-- Work request --
Set down, exactly as they stand, the lines from the one containing "Read all visible content and emit it as JSON." through the last line of the records below, leaving every picture out.

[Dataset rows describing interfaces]

————————

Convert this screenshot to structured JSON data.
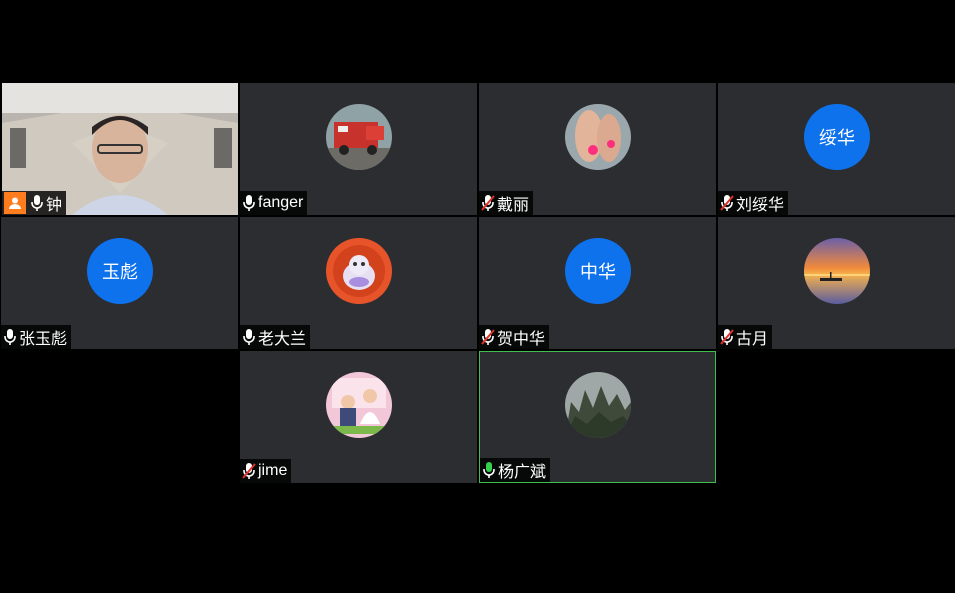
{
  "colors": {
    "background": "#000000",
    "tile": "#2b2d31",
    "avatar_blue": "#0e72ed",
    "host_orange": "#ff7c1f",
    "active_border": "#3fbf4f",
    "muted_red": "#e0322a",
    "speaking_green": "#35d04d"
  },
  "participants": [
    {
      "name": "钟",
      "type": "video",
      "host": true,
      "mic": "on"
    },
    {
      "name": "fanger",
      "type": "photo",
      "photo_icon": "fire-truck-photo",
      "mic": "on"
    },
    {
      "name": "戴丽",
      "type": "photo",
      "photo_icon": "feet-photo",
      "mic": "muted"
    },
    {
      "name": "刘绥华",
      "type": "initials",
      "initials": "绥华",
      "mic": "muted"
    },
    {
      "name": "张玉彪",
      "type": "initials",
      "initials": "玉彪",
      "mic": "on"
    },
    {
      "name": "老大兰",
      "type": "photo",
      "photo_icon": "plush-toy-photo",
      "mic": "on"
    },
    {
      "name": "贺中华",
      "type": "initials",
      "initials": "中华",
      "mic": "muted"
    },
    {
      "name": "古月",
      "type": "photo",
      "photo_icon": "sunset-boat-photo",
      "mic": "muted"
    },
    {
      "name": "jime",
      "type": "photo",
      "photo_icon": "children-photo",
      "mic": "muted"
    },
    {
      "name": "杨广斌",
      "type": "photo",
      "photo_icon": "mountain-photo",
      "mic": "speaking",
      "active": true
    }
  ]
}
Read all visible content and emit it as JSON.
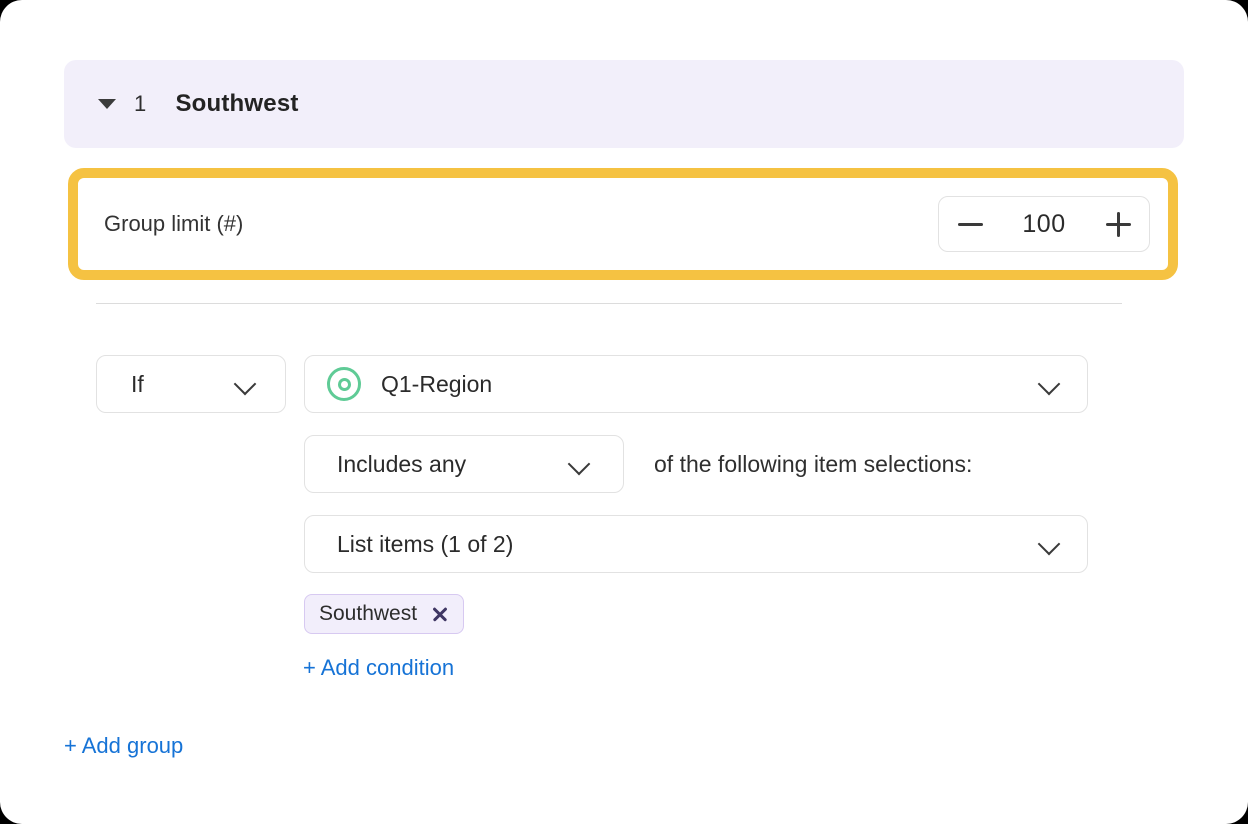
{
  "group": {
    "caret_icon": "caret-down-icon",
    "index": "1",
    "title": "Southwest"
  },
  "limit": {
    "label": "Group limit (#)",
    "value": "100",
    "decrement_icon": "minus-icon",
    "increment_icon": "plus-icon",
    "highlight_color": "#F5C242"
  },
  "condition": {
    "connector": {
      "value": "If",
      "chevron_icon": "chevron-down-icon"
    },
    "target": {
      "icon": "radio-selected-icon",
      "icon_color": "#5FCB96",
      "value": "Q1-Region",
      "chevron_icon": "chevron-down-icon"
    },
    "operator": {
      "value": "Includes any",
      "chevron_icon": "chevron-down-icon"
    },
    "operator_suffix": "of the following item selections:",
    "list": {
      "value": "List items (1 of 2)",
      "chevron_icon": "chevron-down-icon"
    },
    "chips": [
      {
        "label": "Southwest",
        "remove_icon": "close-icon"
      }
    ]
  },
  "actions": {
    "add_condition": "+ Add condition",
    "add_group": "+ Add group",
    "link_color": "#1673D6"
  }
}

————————

-- Result for this task --
Read all visible content and emit it as JSON.
{
  "group": {
    "caret_icon": "caret-down-icon",
    "index": "1",
    "title": "Southwest"
  },
  "limit": {
    "label": "Group limit (#)",
    "value": "100",
    "decrement_icon": "minus-icon",
    "increment_icon": "plus-icon",
    "highlight_color": "#F5C242"
  },
  "condition": {
    "connector": {
      "value": "If",
      "chevron_icon": "chevron-down-icon"
    },
    "target": {
      "icon": "radio-selected-icon",
      "icon_color": "#5FCB96",
      "value": "Q1-Region",
      "chevron_icon": "chevron-down-icon"
    },
    "operator": {
      "value": "Includes any",
      "chevron_icon": "chevron-down-icon"
    },
    "operator_suffix": "of the following item selections:",
    "list": {
      "value": "List items (1 of 2)",
      "chevron_icon": "chevron-down-icon"
    },
    "chips": [
      {
        "label": "Southwest",
        "remove_icon": "close-icon"
      }
    ]
  },
  "actions": {
    "add_condition": "+ Add condition",
    "add_group": "+ Add group",
    "link_color": "#1673D6"
  }
}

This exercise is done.